Local MP’s Tonia Antoniazzi and Carolyn Harris appear confident that the Swansea Tidal Lagoon will still go ahead. Labour leader Jeremy Corbyn made a commitment to the project in their manifesto but the Swansea MPs still feel the project could happen.
The election result was a blow to the prospect of the lagoon but neither MP feel that the deal is dead.
Gower MP Tonia Antoniazzi said “It’s has not gone because we will keep fighting for the investment from the UK Government, it’s not gone because I know that the council and the Welsh Assembly still have aspirations that they can deliver it. I just hope with the climate change emergency this is where we need to be moving and hopefully in discussion with the Government and the Welsh office we can make it happen.”
The tidal lagoon would be a ‘U’ shaped breakwater, built out from the coast with a bank of hydro turbines within it. The water would fill up and then empty as the tides rise and fall generating electricity on both the incoming and outgoing tides.
In 2015, the project was awarded a Development Consent Order and is primed for construction. It will comprise 16 hydro turbines, a 9.5km breakwater wall, generating electricity for 155,000 homes for the next 120 years.
It would be the first such project in the world. Working closely with the Swansea university, it could become the World leader in this new technology.

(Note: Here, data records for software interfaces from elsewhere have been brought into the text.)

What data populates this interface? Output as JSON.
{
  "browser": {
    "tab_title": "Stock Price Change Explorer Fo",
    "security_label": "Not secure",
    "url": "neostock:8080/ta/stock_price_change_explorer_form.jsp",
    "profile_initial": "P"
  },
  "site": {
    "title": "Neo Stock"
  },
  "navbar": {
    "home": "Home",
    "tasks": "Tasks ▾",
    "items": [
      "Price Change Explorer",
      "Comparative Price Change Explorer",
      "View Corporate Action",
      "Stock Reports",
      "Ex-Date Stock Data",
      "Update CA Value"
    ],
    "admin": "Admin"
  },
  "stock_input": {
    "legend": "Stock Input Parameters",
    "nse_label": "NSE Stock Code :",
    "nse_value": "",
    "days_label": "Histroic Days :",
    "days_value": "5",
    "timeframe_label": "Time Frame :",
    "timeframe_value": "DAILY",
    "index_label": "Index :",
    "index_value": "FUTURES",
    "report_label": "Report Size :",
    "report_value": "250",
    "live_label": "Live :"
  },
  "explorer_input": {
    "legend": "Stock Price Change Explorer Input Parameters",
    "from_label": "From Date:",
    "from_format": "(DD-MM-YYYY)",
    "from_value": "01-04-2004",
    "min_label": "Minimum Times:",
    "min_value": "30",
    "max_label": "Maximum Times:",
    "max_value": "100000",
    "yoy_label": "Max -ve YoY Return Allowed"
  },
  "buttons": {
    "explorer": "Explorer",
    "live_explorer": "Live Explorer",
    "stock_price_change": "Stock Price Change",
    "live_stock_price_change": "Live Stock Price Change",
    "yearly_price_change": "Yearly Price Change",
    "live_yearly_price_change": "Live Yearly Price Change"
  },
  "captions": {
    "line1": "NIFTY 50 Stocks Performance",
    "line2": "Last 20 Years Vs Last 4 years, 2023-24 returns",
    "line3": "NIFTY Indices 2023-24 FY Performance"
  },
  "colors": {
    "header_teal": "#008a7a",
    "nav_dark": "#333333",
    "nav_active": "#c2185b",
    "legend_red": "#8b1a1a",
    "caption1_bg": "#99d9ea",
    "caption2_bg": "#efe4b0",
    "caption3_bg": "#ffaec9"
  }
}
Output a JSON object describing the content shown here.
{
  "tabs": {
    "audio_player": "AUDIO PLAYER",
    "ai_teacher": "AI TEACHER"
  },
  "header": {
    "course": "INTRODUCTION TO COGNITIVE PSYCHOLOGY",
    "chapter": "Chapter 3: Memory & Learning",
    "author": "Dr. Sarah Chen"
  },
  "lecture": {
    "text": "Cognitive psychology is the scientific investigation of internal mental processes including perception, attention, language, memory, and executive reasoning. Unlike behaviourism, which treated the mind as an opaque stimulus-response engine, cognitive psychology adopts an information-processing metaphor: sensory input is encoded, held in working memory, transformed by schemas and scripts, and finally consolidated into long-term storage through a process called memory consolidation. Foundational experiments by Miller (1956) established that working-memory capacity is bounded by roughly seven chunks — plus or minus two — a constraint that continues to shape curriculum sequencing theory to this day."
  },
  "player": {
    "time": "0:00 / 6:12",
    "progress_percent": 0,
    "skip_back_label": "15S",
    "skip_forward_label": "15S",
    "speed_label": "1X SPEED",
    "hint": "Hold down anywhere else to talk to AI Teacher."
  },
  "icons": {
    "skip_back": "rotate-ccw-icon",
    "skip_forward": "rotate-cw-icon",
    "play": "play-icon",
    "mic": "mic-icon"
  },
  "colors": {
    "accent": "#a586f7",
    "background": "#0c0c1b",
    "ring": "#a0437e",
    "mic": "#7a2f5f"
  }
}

Swansea East MP, Carolyn Harris told us “I think Swansea council have ambitious plans for the city and they definitely have got a plan for the Lagoon. I have, actually this week written to the secretary of state for Wales and asked him to come and speak to the city leaders to come and talk about the city deal and the lagoon. We have got the ambition but we just need the support, not necessarily financial support from the government but certainly support in terms of encouragement that we can grow and we can develop as a city for the 2020s.”